We are burying teenagers who cared about the world, who wanted to make it a better place.
“Indira Gandhi was the only one who cared about people like me,” he said.
So it went, and there were many married men, and the one I cared for most broke my heart.
Say: "They cared more about themselves than the company's success."
Most importantly, here is an American who went to war and, once back home, cared enough to remember our endangered local partners.
On the day after your arrest, saying your dear ones should be cared for and comforted.
He would not have cared half so much for any insult to himself.
If I'd broken my broom over her back I wouldn't a cared so much.
This satisfied him, for he cared nothing for the attachment of those under his command.
If she cared nothing for him, she was acting in a reprehensible manner.
Old English caru, cearu "sorrow, anxiety, grief," also "burdens of mind; serious mental attention," from Proto-Germanic *karo (cf. Old Saxon kara "sorrow;" Old High German chara "wail, lament;" Gothic kara "sorrow, trouble, care;" German Karfreitag "Good Friday"), from PIE root *gar- "cry out, call, scream" (cf. Irish gairm "shout, cry, call;" see garrulous).
Different sense evolution in related Dutch karig "scanty, frugal," German karg "stingy, scanty." The sense development in English is from "cry" to "lamentation" to "grief." Meaning "charge, oversight, protection" is attested c.1400, the sense in care of in addressing. To take care of "take in hand, do" is from 1580s.

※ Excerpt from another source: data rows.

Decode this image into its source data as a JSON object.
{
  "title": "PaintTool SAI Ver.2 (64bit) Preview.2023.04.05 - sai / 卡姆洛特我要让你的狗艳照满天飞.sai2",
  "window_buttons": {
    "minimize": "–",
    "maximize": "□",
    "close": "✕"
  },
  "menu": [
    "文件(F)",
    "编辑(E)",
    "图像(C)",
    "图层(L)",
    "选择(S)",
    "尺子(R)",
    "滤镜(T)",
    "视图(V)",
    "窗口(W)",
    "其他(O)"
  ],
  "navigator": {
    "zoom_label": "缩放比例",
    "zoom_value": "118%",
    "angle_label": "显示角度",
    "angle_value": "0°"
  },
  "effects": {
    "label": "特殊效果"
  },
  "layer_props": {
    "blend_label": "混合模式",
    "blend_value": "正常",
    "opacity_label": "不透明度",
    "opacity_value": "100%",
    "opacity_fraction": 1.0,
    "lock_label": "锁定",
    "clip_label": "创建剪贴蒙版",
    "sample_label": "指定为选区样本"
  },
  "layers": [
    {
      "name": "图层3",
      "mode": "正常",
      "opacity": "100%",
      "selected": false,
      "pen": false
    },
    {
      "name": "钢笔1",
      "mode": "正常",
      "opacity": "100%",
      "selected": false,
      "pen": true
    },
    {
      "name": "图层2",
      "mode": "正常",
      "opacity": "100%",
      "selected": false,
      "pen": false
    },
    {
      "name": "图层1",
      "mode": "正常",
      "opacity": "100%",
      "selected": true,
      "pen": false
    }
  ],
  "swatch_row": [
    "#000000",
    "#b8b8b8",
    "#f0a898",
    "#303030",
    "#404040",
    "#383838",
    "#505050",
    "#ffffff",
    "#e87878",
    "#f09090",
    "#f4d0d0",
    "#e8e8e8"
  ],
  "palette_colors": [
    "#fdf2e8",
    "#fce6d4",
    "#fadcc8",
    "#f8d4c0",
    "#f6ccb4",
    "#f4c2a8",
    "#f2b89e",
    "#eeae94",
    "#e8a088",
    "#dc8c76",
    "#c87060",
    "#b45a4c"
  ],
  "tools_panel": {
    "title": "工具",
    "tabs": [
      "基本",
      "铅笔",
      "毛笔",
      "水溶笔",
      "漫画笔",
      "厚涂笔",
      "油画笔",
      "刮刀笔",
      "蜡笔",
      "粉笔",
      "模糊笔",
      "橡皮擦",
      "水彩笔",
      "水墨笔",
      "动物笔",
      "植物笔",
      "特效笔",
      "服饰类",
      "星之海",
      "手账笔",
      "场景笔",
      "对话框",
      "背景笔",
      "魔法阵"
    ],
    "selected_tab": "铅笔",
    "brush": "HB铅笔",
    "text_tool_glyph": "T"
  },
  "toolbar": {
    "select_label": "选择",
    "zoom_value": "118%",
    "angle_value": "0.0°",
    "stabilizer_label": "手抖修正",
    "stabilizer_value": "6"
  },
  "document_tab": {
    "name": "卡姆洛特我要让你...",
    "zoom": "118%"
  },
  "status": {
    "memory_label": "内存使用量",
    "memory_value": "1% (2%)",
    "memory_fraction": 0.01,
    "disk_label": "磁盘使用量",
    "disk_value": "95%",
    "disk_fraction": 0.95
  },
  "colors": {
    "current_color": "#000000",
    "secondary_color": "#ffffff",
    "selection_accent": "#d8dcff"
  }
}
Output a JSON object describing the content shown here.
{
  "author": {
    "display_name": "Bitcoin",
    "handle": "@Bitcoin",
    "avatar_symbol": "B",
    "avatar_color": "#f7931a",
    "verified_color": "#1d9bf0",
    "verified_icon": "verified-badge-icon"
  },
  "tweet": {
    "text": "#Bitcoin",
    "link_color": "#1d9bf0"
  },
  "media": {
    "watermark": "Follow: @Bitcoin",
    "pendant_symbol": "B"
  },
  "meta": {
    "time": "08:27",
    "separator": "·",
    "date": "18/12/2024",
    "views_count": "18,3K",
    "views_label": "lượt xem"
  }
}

Old English carian, cearian "be anxious, grieve; to feel concern or interest," from Proto-Germanic *karojanan (cf. Old High German charon "to lament," Old Saxon karon "to care, to sorrow"), from the same source as care (n.). OED emphasizes that it is in "no way related to L. cura." Related: Cared; caring.
To not care as a negative dismissal is attested from mid-13c. Phrase couldn't care less is from 1946; could care less in the same sense (with an understood negative) is from 1966. Care also figures in many "similies of indifference" in the form don't care a _____, with the blank filled by fig, pin, button, cent, straw, rush, point, farthing, snap, etc., etc.
Positive senses, e.g. "have an inclination" (1550s); "have fondness for" (1520s) seem to have developed later as mirrors to the earlier negative ones.